Who can a young witch trust when evil comes to call?
Mari has always been different, but she still managed to deny her Gift. But now the shape-shifting dragon, Torrin informs her she's expected to save an unknown world and destroy a great evil.
With no idea of the extent of her abilities, Mari sets off to the dragon's hidden land, accompanied by her familiar. It's not much fun being the savior of a people- especially an ignorant savior--but she'll learn as she goes.
To defeat Huw Cadogan, she will need to look deep into her heart and mind to accept herself and her place in the world.
But in which world does she belong? The one she's known all her life--or the hidden land of the shape changer Torrin?
WARNING: An almost-rape scene--but no graphic sex--lots of mountain climbing, and a very sarcastic cat.
A Lyrical Press Paranormal Romance
Copyright 2012, C.L. McCullough
All rights reserved, Lyrical Press, Inc.
Sometimes, when a person is in a place of darkness, when it seems like nothing will ever be light again, a small miracle happens. Sometimes it’s not even recognized as such, but it is because it helps to heal a sorrowing heart. I came out of the darkness of the road, toward the light of my new home and sitting precisely in the middle of the top step was Grey Malkin, a small miracle in his own right.
Some thought him my Gran’s familiar. Others, like Mama, called him evil. Miz Ledbetter pronounced him a heathen and a nuisance because he did have a liking for her fancy chickens. Like all cats, he was dignified except for those occasions he acted silly, and had that air of superiority for which cats are renowned. He’d always been in my life, as far back as I could remember. A very long-lived cat.
He’d disappeared the day Gran died and had been missing ever since.

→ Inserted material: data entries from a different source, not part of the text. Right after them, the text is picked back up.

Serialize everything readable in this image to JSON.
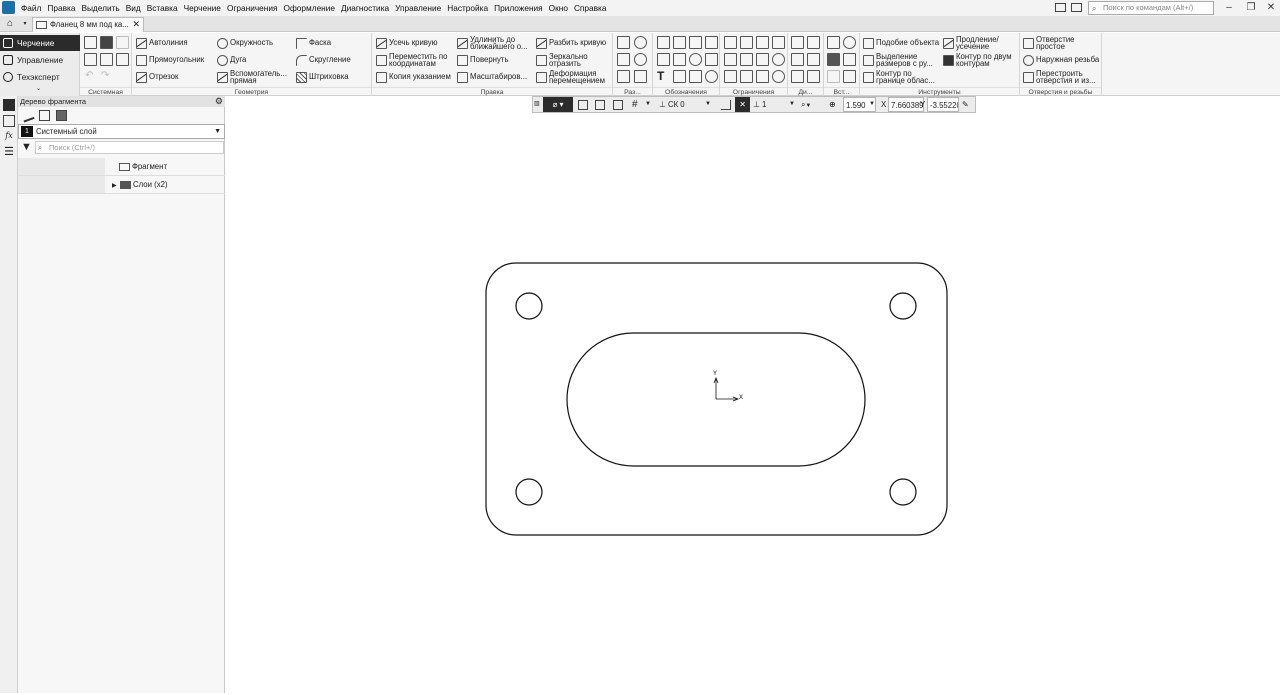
{
  "menubar": {
    "items": [
      "Файл",
      "Правка",
      "Выделить",
      "Вид",
      "Вставка",
      "Черчение",
      "Ограничения",
      "Оформление",
      "Диагностика",
      "Управление",
      "Настройка",
      "Приложения",
      "Окно",
      "Справка"
    ],
    "search_placeholder": "Поиск по командам (Alt+/)"
  },
  "tabbar": {
    "document_tab": "Фланец 8 мм под ка..."
  },
  "modes": [
    "Черчение",
    "Управление",
    "Техэксперт"
  ],
  "ribbon": {
    "groups": [
      "Системная",
      "Геометрия",
      "Правка",
      "Раз...",
      "Обозначения",
      "Ограничения",
      "Ди...",
      "Вст...",
      "Инструменты",
      "Отверстия и резьбы"
    ],
    "geometry": [
      "Автолиния",
      "Прямоугольник",
      "Отрезок",
      "Окружность",
      "Дуга",
      "Вспомогатель... прямая",
      "Фаска",
      "Скругление",
      "Штриховка"
    ],
    "edit": [
      "Усечь кривую",
      "Переместить по координатам",
      "Копия указанием",
      "Удлинить до ближайшего о...",
      "Повернуть",
      "Масштабиров...",
      "Разбить кривую",
      "Зеркально отразить",
      "Деформация перемещением"
    ],
    "tools": [
      "Подобие объекта",
      "Выделение размеров с ру...",
      "Контур по границе облас...",
      "Продление/ усечение",
      "Контур по двум контурам"
    ],
    "holes": [
      "Отверстие простое",
      "Наружная резьба",
      "Перестроить отверстия и из..."
    ]
  },
  "tree_panel": {
    "title": "Дерево фрагмента",
    "layer_number": "1",
    "layer_name": "Системный слой",
    "search_placeholder": "Поиск (Ctrl+/)",
    "rows": [
      {
        "label": "Фрагмент",
        "icon": "fragment-icon"
      },
      {
        "label": "Слои (x2)",
        "icon": "folder-icon"
      }
    ]
  },
  "float_toolbar": {
    "cs": "СК 0",
    "layer": "1",
    "zoom": "1.590",
    "x_label": "X",
    "x_value": "7.660389",
    "y_label": "Y",
    "y_value": "-3.55220"
  },
  "drawing": {
    "axis_x": "X",
    "axis_y": "Y",
    "stroke": "#111111"
  }
}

I had thought him dead, eaten by a fox or bear, or perhaps gone to the place familiars go when their witches need them no longer. Apparently the powers that be thought he was still needed. To guide the fumbling footsteps of a very new, very insecure witch maybe?
He was thin, weak from hunger too, though he’d never admit it. He sat on the step he’d made his throne and gave me his disdainful stare. “You weren’t here. I expect you here when I lower myself to come. You will please correct this matter and see to my needs.” He could say quite a bit without uttering a sound.
I’d never treated him with the respect he thought he deserved. He took it all in stride though and was very good-natured about it and never bit or scratched or showed any displeasure.
Mostly he was with Gran. If she was working on a new spell, he’d be curled on the table without regard to her papers, his paws tucked under his body, his eyes half closed. I don’t know what use he was to her. He looked to be asleep to me. When I asked Gran, she said he had lots of good ideas and I didn’t know whether to believe her or not. At night he slept on her bed, and when her illness took her bad, he never left her. Not until she’d left him first and then he’d disappeared. We all mourn in our own way.
I sat down beside him. He ignored me and stared out at the fireflies, the tip of his tail twitching.
“I suppose you’re hungry.”
He distained to answer but shifted his position slightly.
“I missed you,” I told him softly. “I thought you’d followed after Gran.”
He turned his head and I got the full effect of his clear green eyes. “You thought wrong. As you usually do. Did you mention food?”
I laughed softly and ventured one finger to stroke his neck. His cheek pressed briefly against my hand and then he was on his feet, tail high, headed for the kitchen. He stopped once to stare back at me. “Well? What’s keeping you?”
I laughed again and got to my feet.
I fed Grey Malkin the leftover chicken I was planning for my own supper along with a bowl of sweet milk. He gulped it down. I knew then it’d been awhile since he’d eaten. He was usually a very picky eater.
I settled into the rocker, watching Grey Malkin groom himself clean after his meal. When he finished, he stared up at me. Waiting.